(Action item): As the answer, give a copy of each line below that includes the word "tooltip".
■ ■ ■ ■ ■
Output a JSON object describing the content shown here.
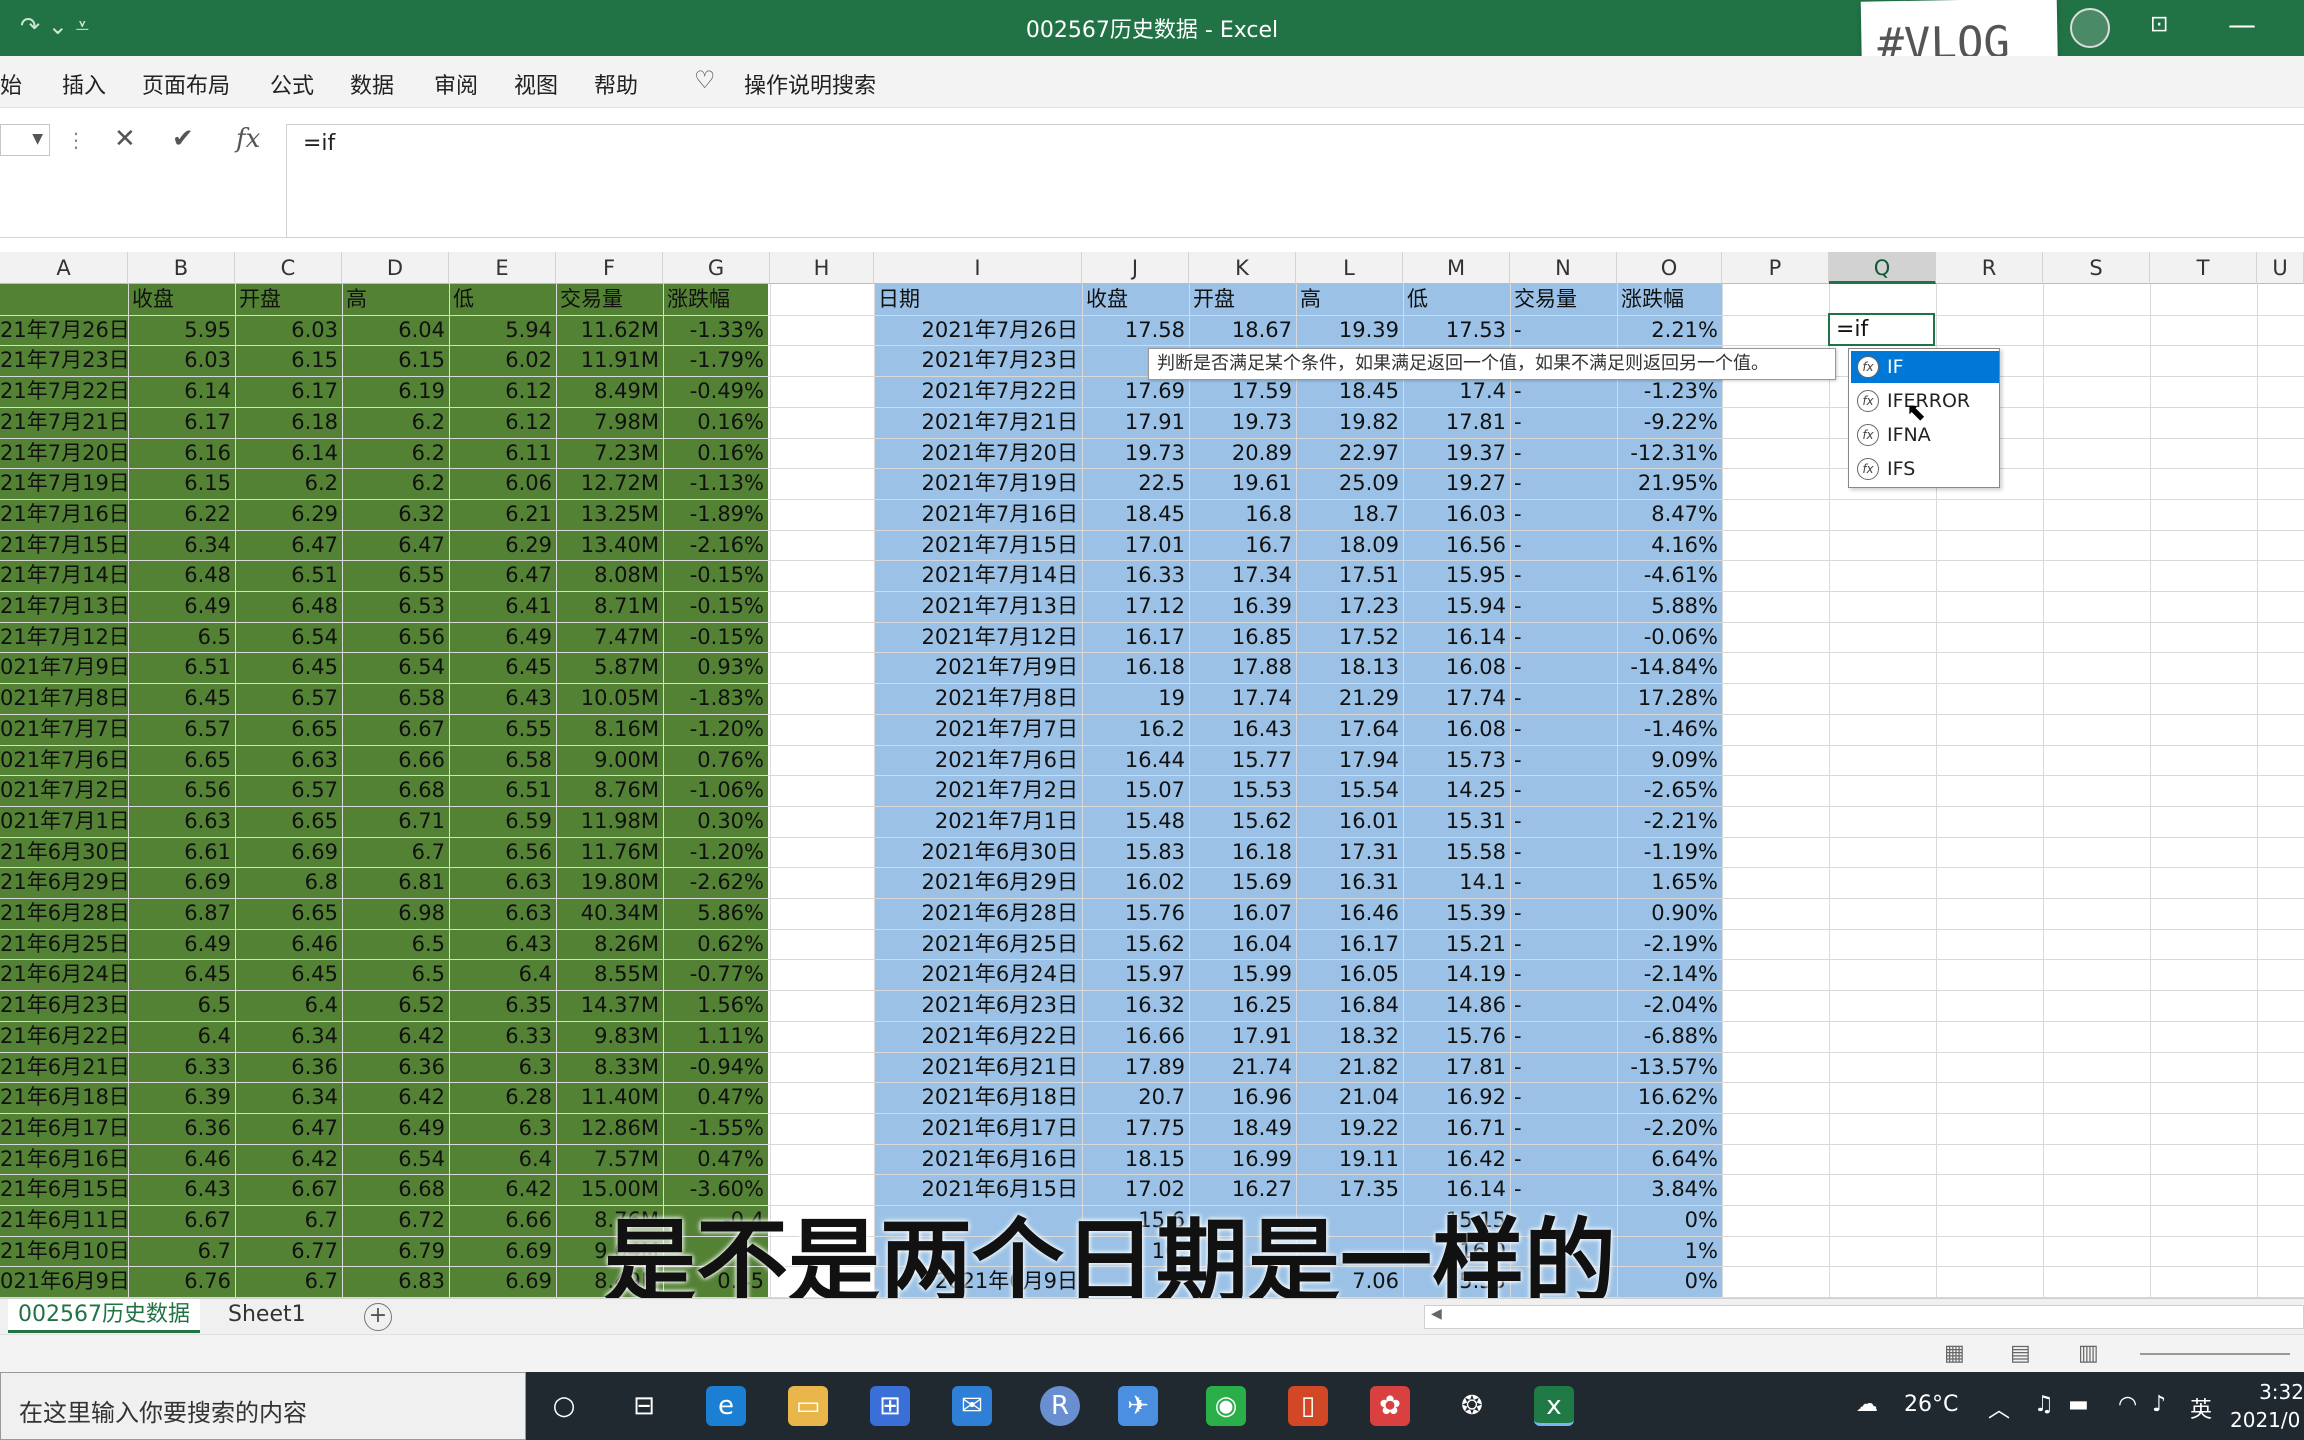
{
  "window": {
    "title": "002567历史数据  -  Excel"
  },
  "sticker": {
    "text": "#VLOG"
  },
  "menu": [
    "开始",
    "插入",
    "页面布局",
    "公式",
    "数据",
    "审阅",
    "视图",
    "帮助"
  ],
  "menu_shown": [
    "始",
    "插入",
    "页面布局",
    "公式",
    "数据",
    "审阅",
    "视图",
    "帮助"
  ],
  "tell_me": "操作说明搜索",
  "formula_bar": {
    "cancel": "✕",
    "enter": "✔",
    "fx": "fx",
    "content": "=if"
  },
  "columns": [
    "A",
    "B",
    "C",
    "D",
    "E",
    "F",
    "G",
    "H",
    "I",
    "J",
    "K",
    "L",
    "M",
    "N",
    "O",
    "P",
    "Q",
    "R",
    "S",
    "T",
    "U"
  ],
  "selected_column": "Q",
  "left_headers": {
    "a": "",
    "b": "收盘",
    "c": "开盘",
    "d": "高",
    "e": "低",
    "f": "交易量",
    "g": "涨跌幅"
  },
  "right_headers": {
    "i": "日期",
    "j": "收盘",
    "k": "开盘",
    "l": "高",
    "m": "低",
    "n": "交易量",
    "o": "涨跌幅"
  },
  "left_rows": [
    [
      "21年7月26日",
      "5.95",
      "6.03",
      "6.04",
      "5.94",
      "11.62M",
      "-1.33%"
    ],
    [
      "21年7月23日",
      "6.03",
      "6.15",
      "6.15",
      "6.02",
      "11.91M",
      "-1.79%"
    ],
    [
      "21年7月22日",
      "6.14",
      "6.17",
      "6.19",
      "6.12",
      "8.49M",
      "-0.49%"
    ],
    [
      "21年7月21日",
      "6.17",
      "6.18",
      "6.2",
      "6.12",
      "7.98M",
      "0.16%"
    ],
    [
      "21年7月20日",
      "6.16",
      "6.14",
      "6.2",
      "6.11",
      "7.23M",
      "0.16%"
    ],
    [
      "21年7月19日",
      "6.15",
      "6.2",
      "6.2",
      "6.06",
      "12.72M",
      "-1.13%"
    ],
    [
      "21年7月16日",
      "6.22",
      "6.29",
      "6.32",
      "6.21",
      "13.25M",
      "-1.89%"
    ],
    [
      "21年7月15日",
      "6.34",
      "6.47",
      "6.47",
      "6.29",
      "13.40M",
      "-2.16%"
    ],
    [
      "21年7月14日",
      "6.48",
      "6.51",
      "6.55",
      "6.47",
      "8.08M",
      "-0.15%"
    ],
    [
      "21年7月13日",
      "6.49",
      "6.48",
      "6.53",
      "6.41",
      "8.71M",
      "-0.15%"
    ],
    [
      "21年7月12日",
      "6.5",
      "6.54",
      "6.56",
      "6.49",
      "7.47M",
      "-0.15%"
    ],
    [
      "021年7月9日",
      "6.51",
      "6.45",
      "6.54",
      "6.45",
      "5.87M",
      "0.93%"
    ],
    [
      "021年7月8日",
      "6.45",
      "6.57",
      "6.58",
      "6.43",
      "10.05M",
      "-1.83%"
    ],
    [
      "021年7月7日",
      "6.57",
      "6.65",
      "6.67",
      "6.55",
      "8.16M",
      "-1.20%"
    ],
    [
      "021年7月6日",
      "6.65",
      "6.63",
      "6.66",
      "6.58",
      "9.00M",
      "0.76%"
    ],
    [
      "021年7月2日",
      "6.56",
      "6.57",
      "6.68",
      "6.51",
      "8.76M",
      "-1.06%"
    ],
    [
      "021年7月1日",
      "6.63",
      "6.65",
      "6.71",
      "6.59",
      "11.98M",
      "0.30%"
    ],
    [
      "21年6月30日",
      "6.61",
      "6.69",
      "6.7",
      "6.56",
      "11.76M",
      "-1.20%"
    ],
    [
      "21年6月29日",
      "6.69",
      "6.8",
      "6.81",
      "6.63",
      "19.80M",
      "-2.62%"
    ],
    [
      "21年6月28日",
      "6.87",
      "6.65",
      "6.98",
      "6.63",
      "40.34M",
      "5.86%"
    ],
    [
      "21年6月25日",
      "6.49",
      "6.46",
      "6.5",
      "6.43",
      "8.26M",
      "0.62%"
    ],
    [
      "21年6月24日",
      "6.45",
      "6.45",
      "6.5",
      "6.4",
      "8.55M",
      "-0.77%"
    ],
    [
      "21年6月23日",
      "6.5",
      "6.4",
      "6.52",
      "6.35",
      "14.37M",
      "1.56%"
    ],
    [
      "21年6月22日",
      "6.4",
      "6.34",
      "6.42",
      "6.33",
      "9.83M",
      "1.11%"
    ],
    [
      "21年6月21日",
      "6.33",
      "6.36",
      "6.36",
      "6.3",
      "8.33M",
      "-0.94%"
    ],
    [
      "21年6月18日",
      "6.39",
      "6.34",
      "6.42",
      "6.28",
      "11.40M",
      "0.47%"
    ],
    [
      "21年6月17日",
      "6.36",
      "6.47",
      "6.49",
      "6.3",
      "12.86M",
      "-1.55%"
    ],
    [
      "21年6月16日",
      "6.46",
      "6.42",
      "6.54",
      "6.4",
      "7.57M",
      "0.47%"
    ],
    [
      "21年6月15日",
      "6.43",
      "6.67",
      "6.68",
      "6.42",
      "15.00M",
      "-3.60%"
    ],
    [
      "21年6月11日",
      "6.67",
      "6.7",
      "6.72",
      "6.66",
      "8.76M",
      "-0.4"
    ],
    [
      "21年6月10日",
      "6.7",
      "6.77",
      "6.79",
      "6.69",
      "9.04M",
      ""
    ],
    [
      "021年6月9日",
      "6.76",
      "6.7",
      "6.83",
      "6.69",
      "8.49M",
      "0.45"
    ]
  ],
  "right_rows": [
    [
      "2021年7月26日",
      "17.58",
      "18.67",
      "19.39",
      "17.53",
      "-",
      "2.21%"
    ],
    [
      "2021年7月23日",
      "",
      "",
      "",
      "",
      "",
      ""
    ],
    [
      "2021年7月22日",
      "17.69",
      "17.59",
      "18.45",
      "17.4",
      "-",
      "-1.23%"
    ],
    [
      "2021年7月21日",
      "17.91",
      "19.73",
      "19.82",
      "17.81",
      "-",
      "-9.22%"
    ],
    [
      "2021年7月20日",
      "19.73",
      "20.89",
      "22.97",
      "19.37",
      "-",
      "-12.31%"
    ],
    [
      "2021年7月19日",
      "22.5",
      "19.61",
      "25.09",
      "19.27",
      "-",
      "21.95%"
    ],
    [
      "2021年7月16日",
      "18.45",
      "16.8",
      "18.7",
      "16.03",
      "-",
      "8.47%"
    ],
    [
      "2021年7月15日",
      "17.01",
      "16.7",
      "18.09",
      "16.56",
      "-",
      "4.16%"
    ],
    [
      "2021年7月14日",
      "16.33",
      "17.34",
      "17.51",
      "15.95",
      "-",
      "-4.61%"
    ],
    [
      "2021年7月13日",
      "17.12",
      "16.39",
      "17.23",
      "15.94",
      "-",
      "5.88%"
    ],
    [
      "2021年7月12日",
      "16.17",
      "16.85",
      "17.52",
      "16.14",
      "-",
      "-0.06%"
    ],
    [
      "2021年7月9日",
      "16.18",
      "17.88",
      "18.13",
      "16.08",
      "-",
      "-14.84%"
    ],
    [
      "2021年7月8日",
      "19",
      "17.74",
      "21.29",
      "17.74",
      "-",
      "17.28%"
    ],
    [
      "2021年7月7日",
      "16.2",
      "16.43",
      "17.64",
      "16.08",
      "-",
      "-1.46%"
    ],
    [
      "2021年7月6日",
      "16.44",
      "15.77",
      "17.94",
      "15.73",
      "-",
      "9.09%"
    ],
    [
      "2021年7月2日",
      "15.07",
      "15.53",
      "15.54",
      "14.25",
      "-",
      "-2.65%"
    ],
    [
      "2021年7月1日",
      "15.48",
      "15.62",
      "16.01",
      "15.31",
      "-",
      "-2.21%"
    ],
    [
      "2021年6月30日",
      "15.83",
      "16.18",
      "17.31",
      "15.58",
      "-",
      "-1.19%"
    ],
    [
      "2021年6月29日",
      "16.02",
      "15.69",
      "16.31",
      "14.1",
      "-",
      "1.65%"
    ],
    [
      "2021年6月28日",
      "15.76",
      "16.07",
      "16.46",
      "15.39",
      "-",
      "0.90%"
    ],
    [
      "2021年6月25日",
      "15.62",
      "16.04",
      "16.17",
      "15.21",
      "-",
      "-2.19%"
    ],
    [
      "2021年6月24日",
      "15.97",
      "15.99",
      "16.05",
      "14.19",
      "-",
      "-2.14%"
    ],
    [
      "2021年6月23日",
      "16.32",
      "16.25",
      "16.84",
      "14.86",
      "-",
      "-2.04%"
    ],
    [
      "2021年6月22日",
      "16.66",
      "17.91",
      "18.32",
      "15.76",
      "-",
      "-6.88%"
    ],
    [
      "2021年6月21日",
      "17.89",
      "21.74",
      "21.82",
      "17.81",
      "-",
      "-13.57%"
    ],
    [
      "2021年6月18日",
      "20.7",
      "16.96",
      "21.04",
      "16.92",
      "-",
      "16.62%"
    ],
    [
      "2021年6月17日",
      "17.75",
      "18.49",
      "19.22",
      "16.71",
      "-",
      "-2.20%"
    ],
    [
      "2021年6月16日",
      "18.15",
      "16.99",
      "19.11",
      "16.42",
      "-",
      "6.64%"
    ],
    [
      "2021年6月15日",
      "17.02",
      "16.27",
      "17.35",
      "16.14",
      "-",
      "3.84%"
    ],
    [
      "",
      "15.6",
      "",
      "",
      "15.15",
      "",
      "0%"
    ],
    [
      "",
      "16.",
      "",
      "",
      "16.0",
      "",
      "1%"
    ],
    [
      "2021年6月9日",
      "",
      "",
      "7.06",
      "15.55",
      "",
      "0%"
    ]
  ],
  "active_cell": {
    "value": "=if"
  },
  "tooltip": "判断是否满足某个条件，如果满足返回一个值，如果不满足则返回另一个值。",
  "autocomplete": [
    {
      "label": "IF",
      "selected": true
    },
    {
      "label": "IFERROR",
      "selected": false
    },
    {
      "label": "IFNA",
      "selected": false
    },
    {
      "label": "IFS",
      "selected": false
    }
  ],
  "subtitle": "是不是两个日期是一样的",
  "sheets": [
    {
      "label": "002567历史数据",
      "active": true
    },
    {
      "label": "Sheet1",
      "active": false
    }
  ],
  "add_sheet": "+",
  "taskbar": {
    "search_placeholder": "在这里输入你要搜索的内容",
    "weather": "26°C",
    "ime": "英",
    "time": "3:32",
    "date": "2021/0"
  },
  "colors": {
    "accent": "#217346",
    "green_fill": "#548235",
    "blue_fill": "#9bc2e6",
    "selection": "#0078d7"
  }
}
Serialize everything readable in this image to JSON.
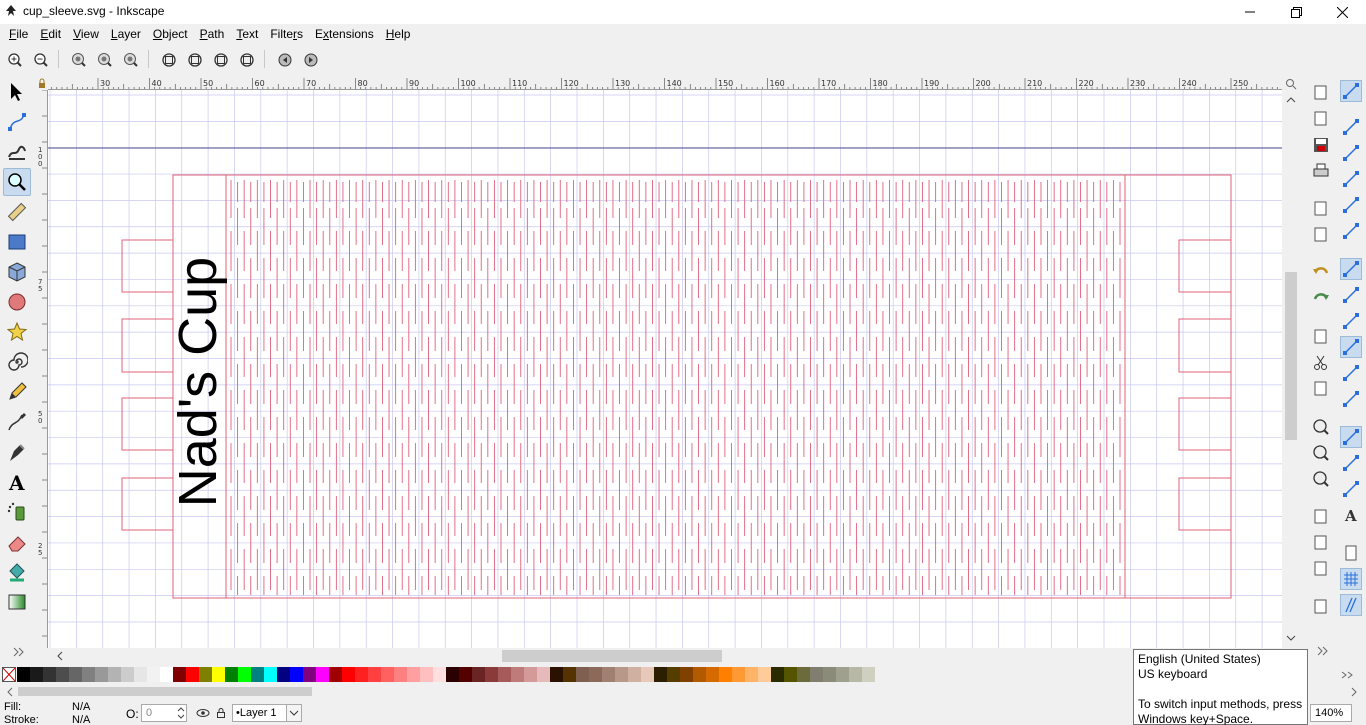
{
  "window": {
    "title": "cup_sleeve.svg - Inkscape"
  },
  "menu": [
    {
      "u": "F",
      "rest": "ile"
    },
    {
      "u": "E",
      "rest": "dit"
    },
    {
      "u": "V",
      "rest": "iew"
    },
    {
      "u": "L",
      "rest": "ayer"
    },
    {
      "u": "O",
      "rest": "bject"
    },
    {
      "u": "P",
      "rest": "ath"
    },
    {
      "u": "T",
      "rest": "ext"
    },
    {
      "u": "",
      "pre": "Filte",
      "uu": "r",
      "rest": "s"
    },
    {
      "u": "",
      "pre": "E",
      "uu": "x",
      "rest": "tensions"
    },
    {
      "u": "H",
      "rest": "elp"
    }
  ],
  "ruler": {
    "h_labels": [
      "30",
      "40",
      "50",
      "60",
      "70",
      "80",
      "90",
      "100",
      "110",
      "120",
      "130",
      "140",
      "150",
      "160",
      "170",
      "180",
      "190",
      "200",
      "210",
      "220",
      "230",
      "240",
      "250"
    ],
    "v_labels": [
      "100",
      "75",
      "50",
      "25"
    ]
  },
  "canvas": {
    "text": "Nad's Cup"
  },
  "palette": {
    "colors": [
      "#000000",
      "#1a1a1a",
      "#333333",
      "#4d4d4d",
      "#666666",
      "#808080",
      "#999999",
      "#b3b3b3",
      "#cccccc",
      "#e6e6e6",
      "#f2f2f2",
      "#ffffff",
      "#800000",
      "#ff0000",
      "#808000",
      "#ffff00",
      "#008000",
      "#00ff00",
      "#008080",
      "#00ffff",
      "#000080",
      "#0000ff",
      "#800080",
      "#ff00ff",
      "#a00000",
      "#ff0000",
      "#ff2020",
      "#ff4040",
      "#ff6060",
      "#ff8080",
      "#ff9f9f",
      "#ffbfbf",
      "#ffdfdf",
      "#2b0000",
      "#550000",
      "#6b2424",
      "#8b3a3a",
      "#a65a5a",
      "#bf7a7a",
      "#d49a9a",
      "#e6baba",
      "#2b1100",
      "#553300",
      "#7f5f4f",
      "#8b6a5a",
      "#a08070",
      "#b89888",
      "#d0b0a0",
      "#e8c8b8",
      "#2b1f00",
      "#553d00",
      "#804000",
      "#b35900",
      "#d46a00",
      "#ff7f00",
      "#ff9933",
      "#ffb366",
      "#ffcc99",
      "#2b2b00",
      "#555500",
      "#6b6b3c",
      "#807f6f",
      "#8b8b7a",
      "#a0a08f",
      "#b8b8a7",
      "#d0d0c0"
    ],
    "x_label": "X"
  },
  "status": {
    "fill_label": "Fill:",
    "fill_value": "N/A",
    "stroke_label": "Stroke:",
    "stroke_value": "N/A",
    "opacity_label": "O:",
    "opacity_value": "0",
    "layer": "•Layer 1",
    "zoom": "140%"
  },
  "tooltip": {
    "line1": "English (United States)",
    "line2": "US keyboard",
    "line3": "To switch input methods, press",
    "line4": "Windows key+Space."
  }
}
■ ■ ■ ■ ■
(Task result):
  "tooltip": "判断是否满足某个条件，如果满足返回一个值，如果不满足则返回另一个值。",
  "tooltip": {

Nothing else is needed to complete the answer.